attract a more sustainable direct foreign investment clientele.”

Burke, who also chairs the energy task force, said that to meet the target, all hands must be on deck. “Technological advancement and related cost reductions, public policies that provide financial support for renewable energy, and limitations on greenhouse gas emissions and other public policies that serve to include now externalized costs in energy prices are needed and appropriate to bring renewable energy prices down to more competitive levels.”

The report noted the absence of government incentives and a regulatory framework, such as reducing importation taxes on RE technology and feed-in tariff that encourages and supports renewable energy development on the island. This, it says, limits the RE sector’s growth.

“The implementation of these incentives and regulations will allow individuals and commercial entities to implement distributed generation. The Task Force recognizes the impact this would have on the local utility; hence the Task Force recommends that MUL be allowed to operate in the new landscape offering distributed energy systems to prospective customers,” states the report.
Government of Montserrat currently does not have a policy or a framework agreement for the deployment of public private partnerships (PPP) on any of its energy projects. This, the report noted, “needs to be addressed in good time to accommodate potential private investors entering our energy market.”

The task force has recommended that Public-Private Partnership (PPP) may be the way to provide capital funds for Montserrat’s renewable energy development. Introducing any private entity into Montserrat’s energy generating arena will require two key regulations, the report states. An energy regulator that is autonomous of Government and energy providers and the development of a PPP framework to enable collaboration of government resources with private funding.

“The non-existence of these two has been identified as high-level barriers to moving Montserrat’s Energy Policy forward in a timely manner,” states the report.

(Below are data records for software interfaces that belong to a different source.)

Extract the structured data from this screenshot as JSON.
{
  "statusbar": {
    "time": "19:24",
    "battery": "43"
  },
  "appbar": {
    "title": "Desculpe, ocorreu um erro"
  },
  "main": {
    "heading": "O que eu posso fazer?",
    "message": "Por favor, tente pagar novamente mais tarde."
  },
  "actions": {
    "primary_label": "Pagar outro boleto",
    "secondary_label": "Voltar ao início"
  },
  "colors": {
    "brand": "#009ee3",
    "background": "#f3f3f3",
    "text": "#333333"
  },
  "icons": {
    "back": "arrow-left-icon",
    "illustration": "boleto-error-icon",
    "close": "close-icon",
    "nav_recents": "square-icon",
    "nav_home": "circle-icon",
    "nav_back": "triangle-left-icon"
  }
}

The complete Energy Task Force Report can be reviewed at Energy-Task-Force-Final-Report.pdf (